Right then Brew No2 is under way. It’s an amber ale from this lot and was started on Nov 5th.
This was a two can kit. The malt and sugar were already mixed together in the two tins and there were packs of yeast and hops
The instructions said warm the tins in hot water so they would pour easier.
Look here they are having a nice warm bath in the kitchen sink.
Here’s one ready for some easy pouring.
After being easily poured into the plastic bucket they had boiling water poured on, after a bit of vigorous stirring cold water was added and when the temp was between 18-23 degrees a quick gravity reading was taken, then the hops and yeast were added.
Well bugger me sideways but I only took pics of the yeast/hops packets and the contents were a bit different to what I was expecting and there’s no pics.
Now me wee yeasties looked like yeast but the hops had been reduced to a white powder, rather like the Bolivian marching powder some of me old chums back in London used to shove up their noses at weekends, although it was supposedly Goldings hop powder, hmmmmm.
So anyway I bunged it all in the bucket put the lid and airlock bubble thingy on and waited for something to happen. Well my suspicions about the Bolivian connection were increased because after only a few hours – as opposed to a few days with the last brew, me wee yeasties were off on one, they were having a right party, bubbles everywhere there was.
After a couple of days the party was over, the poor wee things were pooped, no more bubbles and it was also time for another gravity reading.
Well not being too happy with suspect looking ‘hops’ it was off to the homebrew shop and I bought a packet of vacuum packed hops to add, to try a process called dry hopping – this link will explain what that is all about http://beersmith.com/blog/2008/05/21/dry-hopping-enhanced-hops-aroma/

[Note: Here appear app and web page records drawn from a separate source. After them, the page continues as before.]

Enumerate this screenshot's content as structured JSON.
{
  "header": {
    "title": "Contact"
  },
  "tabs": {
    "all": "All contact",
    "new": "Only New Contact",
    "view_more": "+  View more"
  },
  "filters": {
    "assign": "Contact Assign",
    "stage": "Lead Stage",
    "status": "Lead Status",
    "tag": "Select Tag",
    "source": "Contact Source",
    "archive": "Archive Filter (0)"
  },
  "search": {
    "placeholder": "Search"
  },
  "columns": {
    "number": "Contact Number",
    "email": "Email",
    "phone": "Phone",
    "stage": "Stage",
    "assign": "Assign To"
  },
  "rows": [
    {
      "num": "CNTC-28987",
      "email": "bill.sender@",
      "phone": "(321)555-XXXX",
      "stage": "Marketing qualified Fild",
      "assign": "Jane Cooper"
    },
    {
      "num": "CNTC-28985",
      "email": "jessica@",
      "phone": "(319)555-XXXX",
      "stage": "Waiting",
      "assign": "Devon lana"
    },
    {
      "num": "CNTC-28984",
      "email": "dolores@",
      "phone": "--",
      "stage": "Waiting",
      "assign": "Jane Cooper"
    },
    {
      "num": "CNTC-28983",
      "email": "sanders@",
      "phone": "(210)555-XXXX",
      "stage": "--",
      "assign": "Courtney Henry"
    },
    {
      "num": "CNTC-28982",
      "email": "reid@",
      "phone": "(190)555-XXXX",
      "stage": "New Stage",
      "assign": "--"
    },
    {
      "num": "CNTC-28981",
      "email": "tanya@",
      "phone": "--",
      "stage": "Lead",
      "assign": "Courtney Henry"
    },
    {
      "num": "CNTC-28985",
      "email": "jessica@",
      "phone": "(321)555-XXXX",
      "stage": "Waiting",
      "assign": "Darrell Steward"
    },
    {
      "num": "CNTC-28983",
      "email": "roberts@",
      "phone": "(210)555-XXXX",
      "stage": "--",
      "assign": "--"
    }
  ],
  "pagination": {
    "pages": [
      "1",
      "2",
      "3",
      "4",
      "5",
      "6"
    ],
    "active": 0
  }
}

Now these looked like hops, none of this white powder M’larkey. In they went and hopefully in a few days time the brew will be ready to barrel.